Grace to you and peace from God our Father and the Lord Jesus Christ.” What a way to begin a letter! Perhaps, like me, you receive voluminous e-mails daily, many unwanted and unsolicited. Yet I also receive personal notes that, despite the intervention of a machine, provide a sense of connection to distant friends and colleagues. Some of these letters close with “Grace and peace.”
Today a common practice in many Christian churches is “the exchange of peace,” or “passing the peace.” In my Episcopal church, we exchange peace with the words: “Peace be with you” or “The peace of the Lord be with you” as we clasp hands, hug, or even plant a “holy kiss” on the cheek of the other person. At the end of the service, a deacon sends us into the world with the words: “Go in peace to love and serve the Lord.” In offering peace to others, we also point them to the incarnate Christ, who is our peace.

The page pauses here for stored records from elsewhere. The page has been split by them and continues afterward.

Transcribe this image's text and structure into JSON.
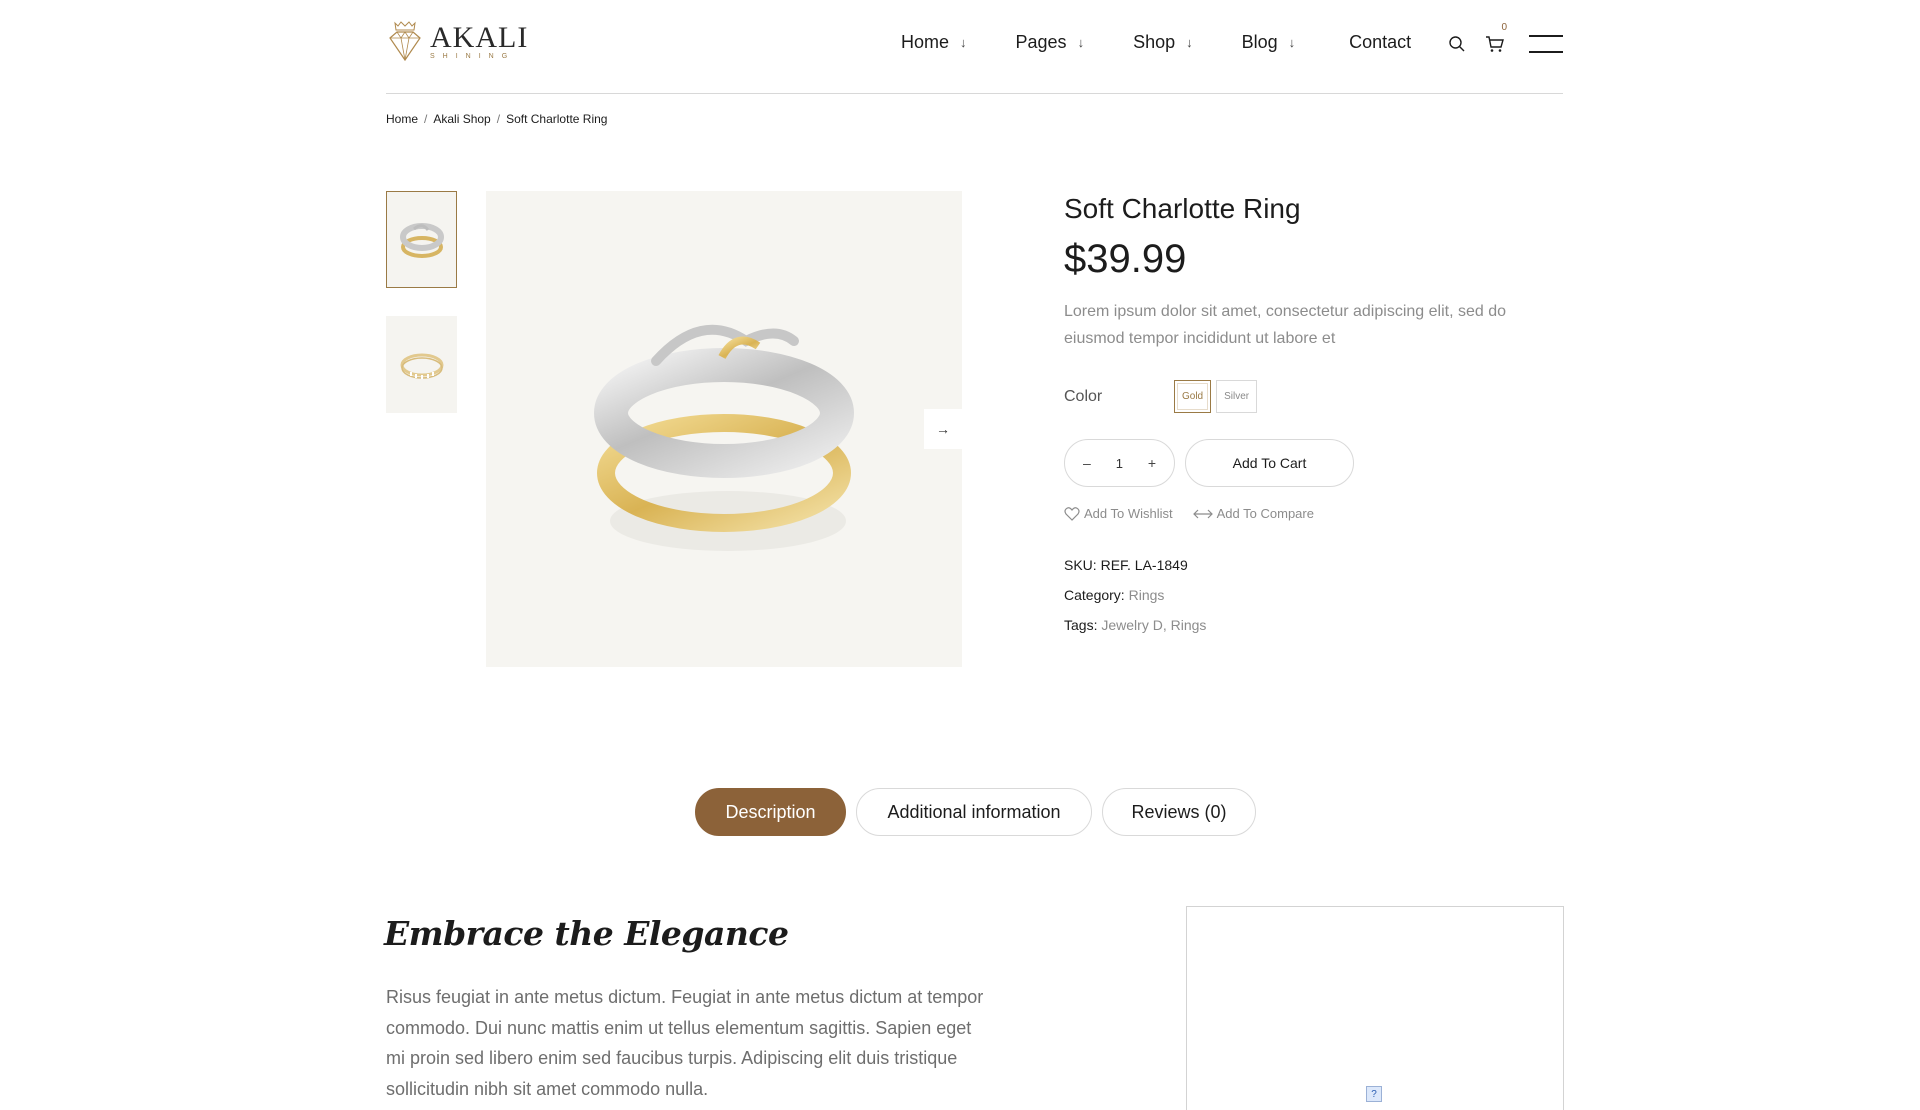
{
  "header": {
    "logo": {
      "word": "AKALI",
      "sub": "SHINING"
    },
    "nav": [
      {
        "label": "Home"
      },
      {
        "label": "Pages"
      },
      {
        "label": "Shop"
      },
      {
        "label": "Blog"
      },
      {
        "label": "Contact"
      }
    ],
    "cart_count": "0",
    "icons": [
      "search-icon",
      "cart-icon",
      "menu-icon"
    ]
  },
  "breadcrumb": {
    "items": [
      "Home",
      "Akali Shop",
      "Soft Charlotte Ring"
    ],
    "separator": "/"
  },
  "gallery": {
    "thumbnails": [
      "ring-two-tone",
      "ring-gold-band"
    ],
    "selected": 0
  },
  "product": {
    "title": "Soft Charlotte Ring",
    "price": "$39.99",
    "short_description": "Lorem ipsum dolor sit amet, consectetur adipiscing elit, sed do eiusmod tempor incididunt ut labore et",
    "color_label": "Color",
    "colors": [
      "Gold",
      "Silver"
    ],
    "selected_color": "Gold",
    "qty_minus": "–",
    "quantity": "1",
    "qty_plus": "+",
    "add_to_cart": "Add To Cart",
    "wishlist": "Add To Wishlist",
    "compare": "Add To Compare",
    "sku_label": "SKU:",
    "sku": "REF. LA-1849",
    "category_label": "Category:",
    "category": "Rings",
    "tags_label": "Tags:",
    "tags": "Jewelry D, Rings"
  },
  "tabs": [
    {
      "label": "Description",
      "active": true
    },
    {
      "label": "Additional information",
      "active": false
    },
    {
      "label": "Reviews (0)",
      "active": false
    }
  ],
  "description": {
    "heading": "Embrace the Elegance",
    "body": "Risus feugiat in ante metus dictum. Feugiat in ante metus dictum at tempor commodo. Dui nunc mattis enim ut tellus elementum sagittis. Sapien eget mi proin sed libero enim sed faucibus turpis. Adipiscing elit duis tristique sollicitudin nibh sit amet commodo nulla."
  },
  "colors": {
    "accent": "#8c6239",
    "text": "#1c1c1c",
    "muted": "#8c8c8c",
    "image_bg": "#f6f5f1"
  }
}
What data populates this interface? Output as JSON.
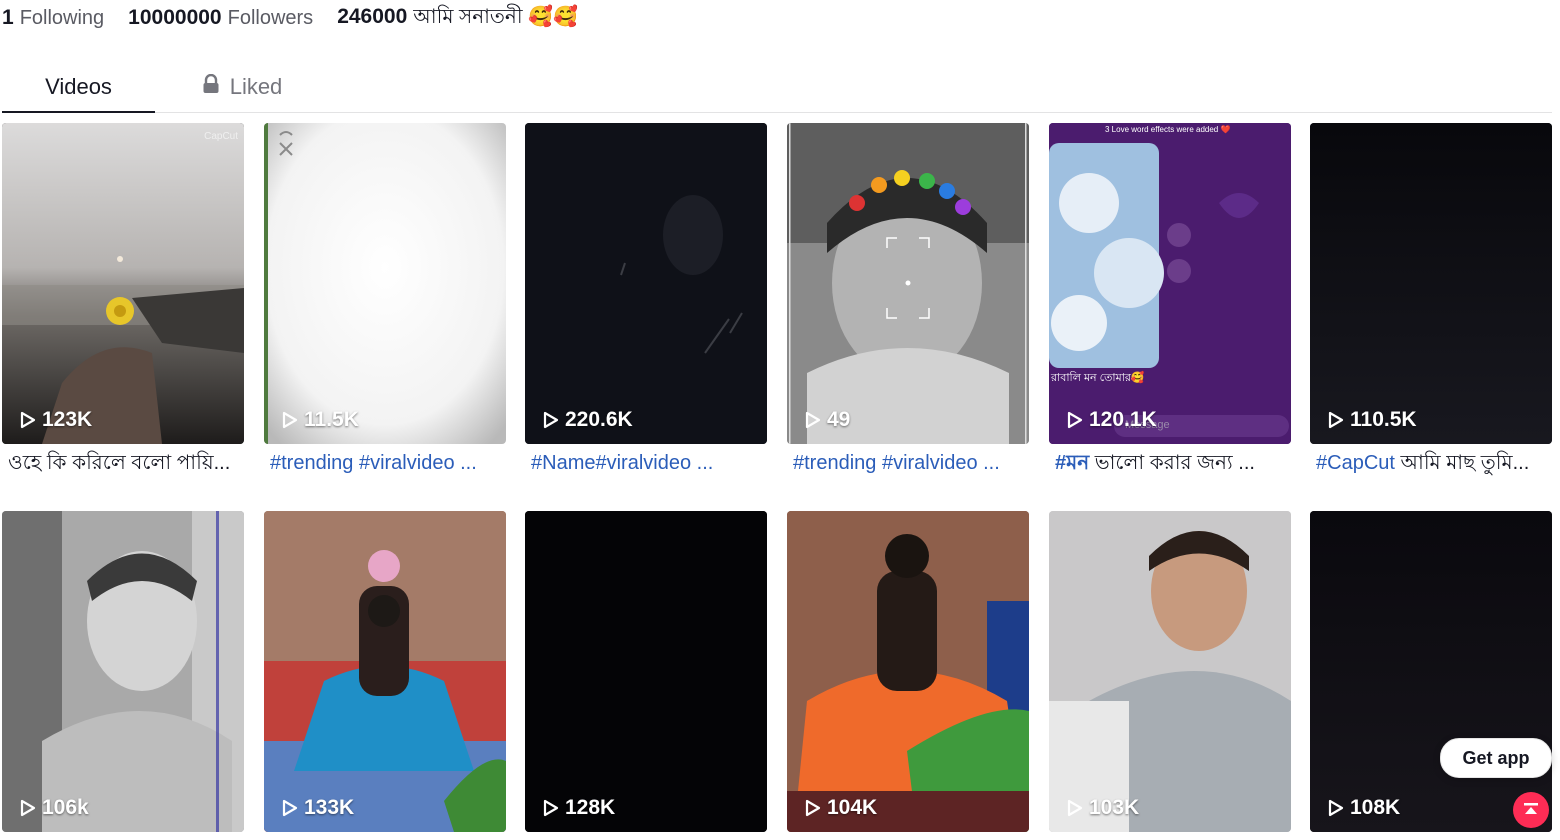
{
  "stats": {
    "following_count": "1",
    "following_label": "Following",
    "followers_count": "10000000",
    "followers_label": "Followers",
    "likes_count": "246000",
    "likes_label": "আমি সনাতনী 🥰🥰"
  },
  "tabs": [
    {
      "label": "Videos",
      "active": true
    },
    {
      "label": "Liked",
      "active": false,
      "icon": "lock-icon"
    }
  ],
  "videos": [
    {
      "views": "123K",
      "caption_text": "ওহে কি করিলে বলো পায়ি...",
      "tags": []
    },
    {
      "views": "11.5K",
      "caption_text": "",
      "tags": [
        "#trending #viralvideo ..."
      ]
    },
    {
      "views": "220.6K",
      "caption_text": "",
      "tags": [
        "#Name#viralvideo ..."
      ]
    },
    {
      "views": "49",
      "caption_text": "",
      "tags": [
        "#trending #viralvideo ..."
      ]
    },
    {
      "views": "120.1K",
      "caption_text": " ভালো করার জন্য ...",
      "tags": [
        "#মন"
      ]
    },
    {
      "views": "110.5K",
      "caption_text": " আমি মাছ তুমি...",
      "tags": [
        "#CapCut"
      ]
    },
    {
      "views": "106k"
    },
    {
      "views": "133K"
    },
    {
      "views": "128K"
    },
    {
      "views": "104K"
    },
    {
      "views": "103K"
    },
    {
      "views": "108K"
    }
  ],
  "overlay_texts": {
    "capcut_watermark": "CapCut",
    "love_effects": "3 Love word effects were added ❤️",
    "chat_line": "রাবালি মন তোমার🥰",
    "message_placeholder": "Message"
  },
  "get_app_label": "Get app",
  "colors": {
    "hashtag": "#2b5db9",
    "accent": "#fe2c55",
    "muted_text": "#5a5b63"
  }
}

The church in Thessalonica grows and flourishes, despite problems and hostility from non-Christian Thessalonians. What an inspiring portrait of a Christian church! Paul is moved to offer prayers of thanksgiving to God for this vital community. Like the Thessalonian Christians, we too can flourish through grace freely given to us by God through Jesus Christ. We are enabled to live a life of faith, love, and steadfastness, especially during times of suffering, hostility, and persecution. Grace renews, transforms, and leads us to wholeness.

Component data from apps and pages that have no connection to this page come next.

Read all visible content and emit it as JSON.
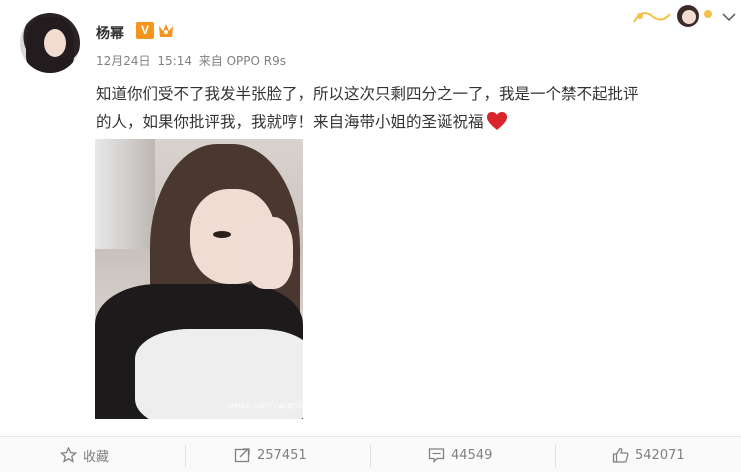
{
  "author": {
    "name": "杨幂",
    "verified_badge": "V"
  },
  "post": {
    "date": "12月24日",
    "time": "15:14",
    "source": "来自 OPPO R9s",
    "text_line1": "知道你们受不了我发半张脸了，所以这次只剩四分之一了，我是一个禁不起批评",
    "text_line2": "的人，如果你批评我，我就哼！来自海带小姐的圣诞祝福",
    "image_watermark": "weibo.com/yangmiblog"
  },
  "actions": {
    "favorite_label": "收藏",
    "repost_count": "257451",
    "comment_count": "44549",
    "like_count": "542071"
  },
  "colors": {
    "accent_orange": "#f7941d",
    "text_gray": "#808080",
    "heart_red": "#d9242b"
  }
}
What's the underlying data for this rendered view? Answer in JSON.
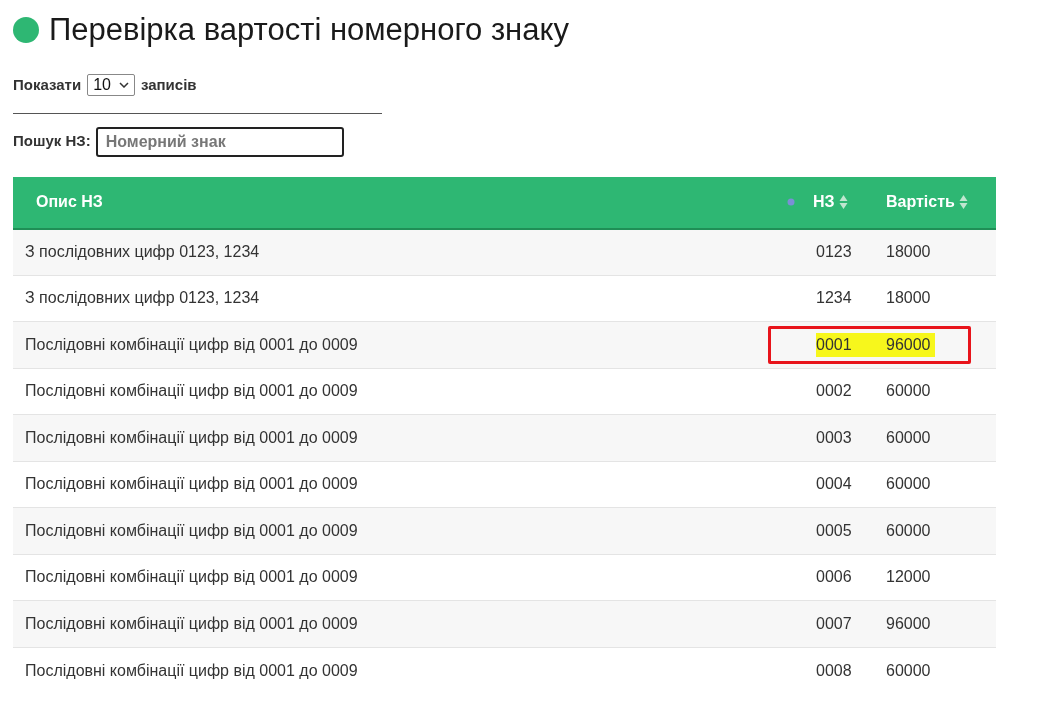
{
  "title": "Перевірка вартості номерного знаку",
  "length_menu": {
    "before": "Показати",
    "value": "10",
    "after": "записів"
  },
  "search": {
    "label": "Пошук НЗ:",
    "placeholder": "Номерний знак"
  },
  "table": {
    "columns": [
      {
        "label": "Опис НЗ",
        "sorted": true
      },
      {
        "label": "НЗ",
        "sorted": false
      },
      {
        "label": "Вартість",
        "sorted": false
      }
    ],
    "rows": [
      {
        "description": "З послідовних цифр 0123, 1234",
        "plate": "0123",
        "price": "18000",
        "highlighted": false
      },
      {
        "description": "З послідовних цифр 0123, 1234",
        "plate": "1234",
        "price": "18000",
        "highlighted": false
      },
      {
        "description": "Послідовні комбінації цифр від 0001 до 0009",
        "plate": "0001",
        "price": "96000",
        "highlighted": true
      },
      {
        "description": "Послідовні комбінації цифр від 0001 до 0009",
        "plate": "0002",
        "price": "60000",
        "highlighted": false
      },
      {
        "description": "Послідовні комбінації цифр від 0001 до 0009",
        "plate": "0003",
        "price": "60000",
        "highlighted": false
      },
      {
        "description": "Послідовні комбінації цифр від 0001 до 0009",
        "plate": "0004",
        "price": "60000",
        "highlighted": false
      },
      {
        "description": "Послідовні комбінації цифр від 0001 до 0009",
        "plate": "0005",
        "price": "60000",
        "highlighted": false
      },
      {
        "description": "Послідовні комбінації цифр від 0001 до 0009",
        "plate": "0006",
        "price": "12000",
        "highlighted": false
      },
      {
        "description": "Послідовні комбінації цифр від 0001 до 0009",
        "plate": "0007",
        "price": "96000",
        "highlighted": false
      },
      {
        "description": "Послідовні комбінації цифр від 0001 до 0009",
        "plate": "0008",
        "price": "60000",
        "highlighted": false
      }
    ]
  }
}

Just think of what could happen not only in our congregations but in our world if we demonstrated abundant faith in God and love for one another.
In what ways do you extend grace and peace to all, not just to members of your church but especially to those who suffer and the strangers you encounter daily? Before attending your next worship service, reflect on the practice of exchanging the peace.
Habakkuk stands aghast at the “destruction and violence” all around and wonders how justice never seems to conquer. At the end of the reading, God contrasts the proud, whose spirit “is not right in them,” with the righteous who live by faith. The psalmist delights in God’s righteousness and in the commandments of God; however, he admits that “I am small and despised.” The psalmist’s “trouble and anguish” appear in Second Thessalonians also, but here the “persecutions and the af ictions” endured by the faithful serve a particular end: They stand as signs of the imminent return of Jesus Christ. In the Gospel reading Jesus tells Zacchaeus, “Today salvation has come to this house,” which reminds us that the righteous who live by faith are not necessarily the socially or religiously acceptable.
• Read Habakkuk 1:1-4; 2:1-4. What situations in your life and world cause you to cry out to God, “How long?”?
• Read Psalm 119:137-144. Who have you known who trusts God implicitly? How has that person’s example helped you in the past? How might you let it help you in the future?
• Read 2 Thessalonians 1:1-4, 11-12. How will you offer Christ’s peace to someone you meet today?
• Read Luke 19:1-10. Jesus’ interaction caused Zacchaeus to trust God and straighten out his life. Where and with whom might God be leading you to share with others the heart of Christ?
Respond by posting a prayer.
I join many of those who will pray for you as you seek to discern what you are called to be at this moment. May God grant you the courage to fulfill that calling. May we all open our eyes and see the misery, open our ears and hear the cries of God’s people, and, like God through the Lord Jesus Christ, be incarnate amongst them.”
View a growing list of resources for the spiritual work of overcoming racism.